Lack of water was not the problem for Pierre Gaston on September 5, 2008. In fact, from the roof of his house in Gonaives, there was ten feet of water throughout the city as far as he could see. Again. Deja Vue. Just like September 27, 2004, the last time he was on his roof overlooking the flooding and devastation of Haiti’s third largest city. There was plenty of water. Pierre’s problem, and that of his family and everyone he could see, was the absence of POTABLE water. You have to have water to drink or in a few days you will perish – simple as that. And all that was available to anyone was the very muddy and polluted flood water. Drinking THAT water was horrible to imagine.
In 2008, three weeks of rain and 100 mph winds had delivered three million cubic yards of water and mud into Gonaives. Unlike hundreds of less fortunate neighbors, Pierre’s family had survived the immediate peril presented by three weeks of hurricanes: Fay, Gustav and Hanna. The bridge across which they escaped Gonaives was washed away two days later by hurricane number four: Ike. In 2004, only one storm, hurricane Jeanne, swept two thousand people to their death. That flood hit unexpectedly in the middle of one night. This time it happened slower, but the water height and destruction were the same.
When the flood receded enough to return home, Pierre found out that the municipal water system was out of commission. He stayed healthy because Haiti Outreach, along with several other disaster relief organizations, carried clean water into the city with their water truck, normally used in well drilling. Haiti Outreach also examined the city water system, which they had repaired after the hurricane in 2004. They immediately ordered the needed parts and scheduled volunteers Jim Kirzeder and Ron Ringhand to join Country Director Neil Van Dine to repair the system. Within a short period of time, Jim and Ron arrived from Minnesota, did the repairs, and soon many people in the city of Gonaives had potable water again. Only this time it was fixed in a matter of a few weeks. In 2004, it took almost four months.

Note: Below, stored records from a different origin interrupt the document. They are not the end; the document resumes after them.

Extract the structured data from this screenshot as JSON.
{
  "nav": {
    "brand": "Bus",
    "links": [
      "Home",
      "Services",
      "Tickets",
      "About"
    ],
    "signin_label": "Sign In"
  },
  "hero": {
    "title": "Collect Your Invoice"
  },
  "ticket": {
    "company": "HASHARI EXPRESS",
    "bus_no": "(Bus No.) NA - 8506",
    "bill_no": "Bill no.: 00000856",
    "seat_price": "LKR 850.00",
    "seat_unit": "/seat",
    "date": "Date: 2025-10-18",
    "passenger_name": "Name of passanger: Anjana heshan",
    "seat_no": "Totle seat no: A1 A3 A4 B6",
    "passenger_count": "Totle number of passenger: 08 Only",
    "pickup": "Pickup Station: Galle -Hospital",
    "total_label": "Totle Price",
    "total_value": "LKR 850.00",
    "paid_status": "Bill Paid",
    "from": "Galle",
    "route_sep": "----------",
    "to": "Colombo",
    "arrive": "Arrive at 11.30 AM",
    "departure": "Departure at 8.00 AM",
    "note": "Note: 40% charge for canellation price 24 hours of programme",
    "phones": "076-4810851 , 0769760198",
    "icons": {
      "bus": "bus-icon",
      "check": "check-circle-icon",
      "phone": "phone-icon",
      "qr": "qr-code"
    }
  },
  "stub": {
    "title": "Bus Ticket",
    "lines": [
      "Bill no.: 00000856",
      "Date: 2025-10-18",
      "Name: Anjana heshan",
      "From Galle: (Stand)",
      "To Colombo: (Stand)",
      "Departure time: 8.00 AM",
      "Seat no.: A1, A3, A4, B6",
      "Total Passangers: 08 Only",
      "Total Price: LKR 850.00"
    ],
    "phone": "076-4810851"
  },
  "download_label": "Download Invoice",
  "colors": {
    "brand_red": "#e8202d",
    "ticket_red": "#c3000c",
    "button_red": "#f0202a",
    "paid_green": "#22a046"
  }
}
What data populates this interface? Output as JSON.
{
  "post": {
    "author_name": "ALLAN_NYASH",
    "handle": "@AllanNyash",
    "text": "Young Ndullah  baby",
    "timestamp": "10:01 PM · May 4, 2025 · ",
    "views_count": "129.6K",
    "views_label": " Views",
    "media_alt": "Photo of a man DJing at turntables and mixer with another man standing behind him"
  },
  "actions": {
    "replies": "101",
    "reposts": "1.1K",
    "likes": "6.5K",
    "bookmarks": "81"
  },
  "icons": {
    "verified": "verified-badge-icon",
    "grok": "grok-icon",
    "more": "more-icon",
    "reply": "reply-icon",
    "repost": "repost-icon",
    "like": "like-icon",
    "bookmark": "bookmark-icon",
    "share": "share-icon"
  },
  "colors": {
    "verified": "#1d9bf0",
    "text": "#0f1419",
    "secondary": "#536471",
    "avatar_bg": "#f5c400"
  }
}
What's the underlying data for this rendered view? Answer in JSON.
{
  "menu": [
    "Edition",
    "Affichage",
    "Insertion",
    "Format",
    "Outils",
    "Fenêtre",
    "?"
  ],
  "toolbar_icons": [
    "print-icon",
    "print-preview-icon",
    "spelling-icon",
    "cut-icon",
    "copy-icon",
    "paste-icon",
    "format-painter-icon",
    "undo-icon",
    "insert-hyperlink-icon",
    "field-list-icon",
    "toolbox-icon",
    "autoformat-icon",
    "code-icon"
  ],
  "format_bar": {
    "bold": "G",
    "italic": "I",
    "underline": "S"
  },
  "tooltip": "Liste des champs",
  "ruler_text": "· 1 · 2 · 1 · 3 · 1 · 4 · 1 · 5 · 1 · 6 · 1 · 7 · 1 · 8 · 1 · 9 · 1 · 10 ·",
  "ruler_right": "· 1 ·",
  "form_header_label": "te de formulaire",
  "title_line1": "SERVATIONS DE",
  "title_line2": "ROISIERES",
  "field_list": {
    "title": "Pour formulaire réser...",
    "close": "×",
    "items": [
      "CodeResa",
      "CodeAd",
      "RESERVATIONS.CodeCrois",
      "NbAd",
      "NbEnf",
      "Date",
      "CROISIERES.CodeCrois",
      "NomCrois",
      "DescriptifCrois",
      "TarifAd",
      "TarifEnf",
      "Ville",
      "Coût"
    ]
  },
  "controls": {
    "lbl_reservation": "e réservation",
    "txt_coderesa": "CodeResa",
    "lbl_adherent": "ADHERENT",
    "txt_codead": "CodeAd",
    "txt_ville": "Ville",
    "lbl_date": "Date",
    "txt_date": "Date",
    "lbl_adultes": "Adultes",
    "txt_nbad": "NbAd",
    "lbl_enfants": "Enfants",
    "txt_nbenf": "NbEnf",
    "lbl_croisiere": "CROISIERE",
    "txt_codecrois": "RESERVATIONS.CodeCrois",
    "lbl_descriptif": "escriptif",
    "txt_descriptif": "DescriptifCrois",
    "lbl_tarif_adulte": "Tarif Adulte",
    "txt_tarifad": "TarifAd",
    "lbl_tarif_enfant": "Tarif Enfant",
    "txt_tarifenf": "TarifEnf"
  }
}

Fortunately, many of the wells Haiti Outreach had dug in the vicinity after the 2004 hurricane were undamaged and were a source of clean water throughout the disaster. For Pierre, the long labor of shoveling out the mud, hauling away the wrecked vehicles, and rebuilding homes, businesses, and families began. But at least they had clean, drinkable water.
The floods in Gonaives in 2004 and 2008 have provided Haiti Outreach an opportunity to develop new kinds of collaborations with other relief agencies. We all worked together to help bring life-giving water to the people in this unfortunate city.